  • Siena Research Institute/C-SPAN First Ladies Study: http://www.siena.edu/sri/firstladies
  • National First Ladies Library, Jane Pierce biography: http://www.firstladies.org/biographies/firstladies.aspx?biography=15
  • C-SPAN, “First Ladies: Influence & Image” – Jane Pierce: http://firstladies.c-span.org/FirstLady/16/Jane-Pierce.aspx 
  • Anne Middleton Means, “Amherst and Our Family Tree”: http://books.google.com/books?id=Zcw0AAAAMAAJ&printsec=frontcover&dq=Amherst+and+Our+Family+Tree&hl=en&sa=X&ei=MNwcU6OuC8emygGw2oGwBw&ved=0CEQQ6AEwAA#v=onepage&q=Amherst%20and%20Our%20Family%20Tree&f=false
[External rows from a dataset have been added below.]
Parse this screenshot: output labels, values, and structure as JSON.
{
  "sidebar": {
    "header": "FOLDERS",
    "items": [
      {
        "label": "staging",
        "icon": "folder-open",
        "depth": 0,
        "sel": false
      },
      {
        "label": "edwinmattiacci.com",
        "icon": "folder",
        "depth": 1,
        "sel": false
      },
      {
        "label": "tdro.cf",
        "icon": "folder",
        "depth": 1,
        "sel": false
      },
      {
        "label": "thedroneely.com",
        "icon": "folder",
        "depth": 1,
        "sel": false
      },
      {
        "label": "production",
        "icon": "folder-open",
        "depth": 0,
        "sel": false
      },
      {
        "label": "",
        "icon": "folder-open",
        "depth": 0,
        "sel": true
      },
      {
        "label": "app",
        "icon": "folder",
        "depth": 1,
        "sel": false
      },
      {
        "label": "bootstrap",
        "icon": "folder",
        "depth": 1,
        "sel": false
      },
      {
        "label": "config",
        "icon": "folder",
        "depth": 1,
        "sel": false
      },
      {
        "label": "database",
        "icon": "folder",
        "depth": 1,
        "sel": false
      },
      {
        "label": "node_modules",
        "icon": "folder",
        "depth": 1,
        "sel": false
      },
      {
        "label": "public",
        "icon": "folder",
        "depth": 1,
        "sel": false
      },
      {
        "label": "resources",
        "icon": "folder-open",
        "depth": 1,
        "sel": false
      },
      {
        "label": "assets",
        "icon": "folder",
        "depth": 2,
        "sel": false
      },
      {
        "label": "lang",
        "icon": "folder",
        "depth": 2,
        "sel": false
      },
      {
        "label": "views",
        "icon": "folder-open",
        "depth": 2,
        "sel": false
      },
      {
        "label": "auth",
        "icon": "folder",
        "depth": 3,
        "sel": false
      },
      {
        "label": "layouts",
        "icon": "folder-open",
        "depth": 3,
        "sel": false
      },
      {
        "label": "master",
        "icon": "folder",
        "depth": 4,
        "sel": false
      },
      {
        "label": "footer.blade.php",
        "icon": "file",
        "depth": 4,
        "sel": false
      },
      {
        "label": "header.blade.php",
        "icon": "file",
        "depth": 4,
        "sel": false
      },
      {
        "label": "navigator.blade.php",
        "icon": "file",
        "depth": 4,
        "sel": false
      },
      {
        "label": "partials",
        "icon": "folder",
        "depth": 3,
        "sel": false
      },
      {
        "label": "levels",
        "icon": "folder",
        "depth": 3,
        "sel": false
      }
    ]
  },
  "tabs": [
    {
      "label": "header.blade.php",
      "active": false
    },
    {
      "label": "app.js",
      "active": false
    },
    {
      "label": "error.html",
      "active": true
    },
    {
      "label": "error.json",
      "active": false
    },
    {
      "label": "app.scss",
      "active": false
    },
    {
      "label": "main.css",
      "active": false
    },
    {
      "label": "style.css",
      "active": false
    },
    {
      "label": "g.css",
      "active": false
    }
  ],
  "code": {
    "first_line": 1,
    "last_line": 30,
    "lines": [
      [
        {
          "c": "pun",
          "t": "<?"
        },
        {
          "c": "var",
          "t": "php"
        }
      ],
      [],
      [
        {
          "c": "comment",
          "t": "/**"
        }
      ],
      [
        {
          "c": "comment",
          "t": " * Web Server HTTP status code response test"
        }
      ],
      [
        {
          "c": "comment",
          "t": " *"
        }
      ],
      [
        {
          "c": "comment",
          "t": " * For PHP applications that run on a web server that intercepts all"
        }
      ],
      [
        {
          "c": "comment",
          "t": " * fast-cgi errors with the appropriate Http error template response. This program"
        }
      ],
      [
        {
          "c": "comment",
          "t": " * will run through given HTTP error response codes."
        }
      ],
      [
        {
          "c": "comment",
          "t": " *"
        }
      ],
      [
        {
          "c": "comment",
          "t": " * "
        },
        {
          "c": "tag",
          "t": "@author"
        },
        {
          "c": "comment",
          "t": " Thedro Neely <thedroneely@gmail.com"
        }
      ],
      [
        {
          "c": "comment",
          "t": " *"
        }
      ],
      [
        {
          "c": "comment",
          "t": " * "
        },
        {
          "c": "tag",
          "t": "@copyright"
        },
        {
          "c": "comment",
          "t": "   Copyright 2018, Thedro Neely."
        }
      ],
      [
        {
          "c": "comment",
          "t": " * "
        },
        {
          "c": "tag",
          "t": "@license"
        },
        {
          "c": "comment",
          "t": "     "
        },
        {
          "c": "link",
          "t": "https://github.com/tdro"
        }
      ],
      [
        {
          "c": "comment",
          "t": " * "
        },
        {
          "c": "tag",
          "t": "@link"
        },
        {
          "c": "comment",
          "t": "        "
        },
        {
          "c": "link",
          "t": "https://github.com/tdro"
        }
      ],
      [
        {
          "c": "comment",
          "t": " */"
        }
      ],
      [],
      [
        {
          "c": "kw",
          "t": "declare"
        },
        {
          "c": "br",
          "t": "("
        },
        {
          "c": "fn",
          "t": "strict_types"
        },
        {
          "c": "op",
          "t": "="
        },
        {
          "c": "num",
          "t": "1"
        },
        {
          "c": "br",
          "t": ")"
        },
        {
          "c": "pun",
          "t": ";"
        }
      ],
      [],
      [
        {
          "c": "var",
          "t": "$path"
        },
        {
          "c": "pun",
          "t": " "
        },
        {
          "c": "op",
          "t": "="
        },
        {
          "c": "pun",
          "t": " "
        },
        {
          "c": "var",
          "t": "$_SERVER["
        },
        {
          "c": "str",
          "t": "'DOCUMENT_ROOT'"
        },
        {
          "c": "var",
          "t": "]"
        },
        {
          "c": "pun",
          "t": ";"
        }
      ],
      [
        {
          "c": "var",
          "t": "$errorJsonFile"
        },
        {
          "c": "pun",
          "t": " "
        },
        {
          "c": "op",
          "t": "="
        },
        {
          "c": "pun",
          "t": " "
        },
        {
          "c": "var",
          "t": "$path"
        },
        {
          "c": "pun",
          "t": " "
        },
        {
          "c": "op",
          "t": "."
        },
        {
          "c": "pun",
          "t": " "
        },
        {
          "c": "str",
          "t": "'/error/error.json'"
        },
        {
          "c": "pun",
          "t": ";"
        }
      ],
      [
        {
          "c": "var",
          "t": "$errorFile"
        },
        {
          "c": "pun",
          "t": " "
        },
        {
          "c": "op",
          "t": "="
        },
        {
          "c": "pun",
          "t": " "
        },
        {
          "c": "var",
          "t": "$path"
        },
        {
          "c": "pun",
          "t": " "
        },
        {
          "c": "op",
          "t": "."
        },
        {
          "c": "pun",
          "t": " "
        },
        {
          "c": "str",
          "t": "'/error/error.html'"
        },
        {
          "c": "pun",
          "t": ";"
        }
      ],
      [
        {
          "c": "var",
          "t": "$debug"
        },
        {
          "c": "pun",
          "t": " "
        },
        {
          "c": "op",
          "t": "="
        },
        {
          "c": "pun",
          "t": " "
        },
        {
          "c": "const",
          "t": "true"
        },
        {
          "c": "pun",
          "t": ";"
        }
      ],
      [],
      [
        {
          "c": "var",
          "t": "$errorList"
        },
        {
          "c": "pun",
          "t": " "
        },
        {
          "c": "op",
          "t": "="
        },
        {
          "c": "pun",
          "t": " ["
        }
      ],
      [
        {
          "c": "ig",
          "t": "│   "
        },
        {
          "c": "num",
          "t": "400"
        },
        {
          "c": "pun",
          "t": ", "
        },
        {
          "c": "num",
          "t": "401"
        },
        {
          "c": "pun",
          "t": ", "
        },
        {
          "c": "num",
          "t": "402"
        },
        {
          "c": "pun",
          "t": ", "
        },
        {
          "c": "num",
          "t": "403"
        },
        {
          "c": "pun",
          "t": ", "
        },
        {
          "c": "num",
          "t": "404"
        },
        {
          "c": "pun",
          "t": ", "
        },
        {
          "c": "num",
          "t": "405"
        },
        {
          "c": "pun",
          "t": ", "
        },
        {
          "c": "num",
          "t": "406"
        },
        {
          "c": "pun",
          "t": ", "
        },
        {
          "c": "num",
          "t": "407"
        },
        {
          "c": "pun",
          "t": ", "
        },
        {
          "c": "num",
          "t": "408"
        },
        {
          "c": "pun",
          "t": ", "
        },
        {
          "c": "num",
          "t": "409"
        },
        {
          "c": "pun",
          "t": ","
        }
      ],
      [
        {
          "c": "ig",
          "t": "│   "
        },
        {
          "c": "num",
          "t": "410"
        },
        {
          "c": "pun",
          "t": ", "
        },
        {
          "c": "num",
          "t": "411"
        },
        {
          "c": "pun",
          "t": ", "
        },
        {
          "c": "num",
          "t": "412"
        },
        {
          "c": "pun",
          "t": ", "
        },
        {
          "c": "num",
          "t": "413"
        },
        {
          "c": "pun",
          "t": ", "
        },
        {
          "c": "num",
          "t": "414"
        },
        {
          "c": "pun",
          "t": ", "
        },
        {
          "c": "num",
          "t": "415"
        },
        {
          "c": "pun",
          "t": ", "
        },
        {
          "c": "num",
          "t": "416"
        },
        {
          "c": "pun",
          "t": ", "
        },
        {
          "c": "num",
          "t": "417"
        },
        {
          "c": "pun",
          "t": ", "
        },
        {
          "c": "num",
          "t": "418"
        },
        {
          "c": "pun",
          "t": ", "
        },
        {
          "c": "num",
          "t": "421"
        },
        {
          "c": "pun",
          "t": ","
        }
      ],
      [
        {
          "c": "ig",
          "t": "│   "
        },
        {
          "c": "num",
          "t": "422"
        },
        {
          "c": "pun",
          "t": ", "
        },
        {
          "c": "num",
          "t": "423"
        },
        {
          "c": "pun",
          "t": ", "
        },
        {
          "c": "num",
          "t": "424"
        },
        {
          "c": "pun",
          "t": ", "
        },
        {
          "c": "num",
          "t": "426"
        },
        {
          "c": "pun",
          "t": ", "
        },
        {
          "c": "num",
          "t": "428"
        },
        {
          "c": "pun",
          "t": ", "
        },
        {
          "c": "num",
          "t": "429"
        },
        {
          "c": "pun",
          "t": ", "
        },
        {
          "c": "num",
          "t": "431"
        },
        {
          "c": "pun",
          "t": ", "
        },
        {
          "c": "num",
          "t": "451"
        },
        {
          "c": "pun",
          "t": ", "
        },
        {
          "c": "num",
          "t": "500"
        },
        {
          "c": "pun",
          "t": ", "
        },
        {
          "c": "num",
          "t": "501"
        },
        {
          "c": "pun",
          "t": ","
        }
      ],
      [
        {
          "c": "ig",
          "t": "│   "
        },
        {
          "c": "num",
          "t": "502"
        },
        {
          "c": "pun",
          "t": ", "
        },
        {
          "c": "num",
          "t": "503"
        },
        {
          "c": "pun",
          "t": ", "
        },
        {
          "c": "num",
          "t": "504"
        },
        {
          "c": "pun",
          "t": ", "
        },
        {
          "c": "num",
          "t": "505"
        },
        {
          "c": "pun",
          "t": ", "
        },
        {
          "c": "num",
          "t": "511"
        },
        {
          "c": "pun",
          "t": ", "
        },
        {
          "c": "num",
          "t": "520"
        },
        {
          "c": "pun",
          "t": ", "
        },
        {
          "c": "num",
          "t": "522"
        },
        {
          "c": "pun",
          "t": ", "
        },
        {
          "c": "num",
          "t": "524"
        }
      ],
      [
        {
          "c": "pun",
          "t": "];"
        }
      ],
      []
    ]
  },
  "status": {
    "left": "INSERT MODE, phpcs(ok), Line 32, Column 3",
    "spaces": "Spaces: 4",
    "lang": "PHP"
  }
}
  • New Hampshire Historical Society – manuscript collection: http://www.nhhistory.org/libraryexhibits/manuscriptcollection/manuscript.html
  • Philip B. Kunhardt III & Peter W. Kunhardt, “The American President”: http://books.google.com/books?id=m-pNPgAACAAJ&dq=Kunhardt+american+president&hl=en&sa=X&ei=57YcU4ysH4TuyAHX-YHIBA&ved=0CDYQ6AEwAA 
  • C-SPAN 2009 Historians Presidential Leadership Survey: http://legacy.c-span.org/PresidentialSurvey/Overall-Ranking.aspx
  • Burlington Free Press, “Burlington-born first lady Grace Coolidge was happy to ‘talk for two’”: http://www.burlingtonfreepress.com/article/20130224/ARTS/302240006/Burlington-born-first-lady-Grace-Coolidge-was-happy-to-talk-for-two-
  • The White House, Franklin Pierce biography: http://www.whitehouse.gov/about/presidents/franklinpierce
  • The New York Times, Eleanor Roosevelt obituary: https://www.nytimes.com/learning/general/onthisday/bday/1011.html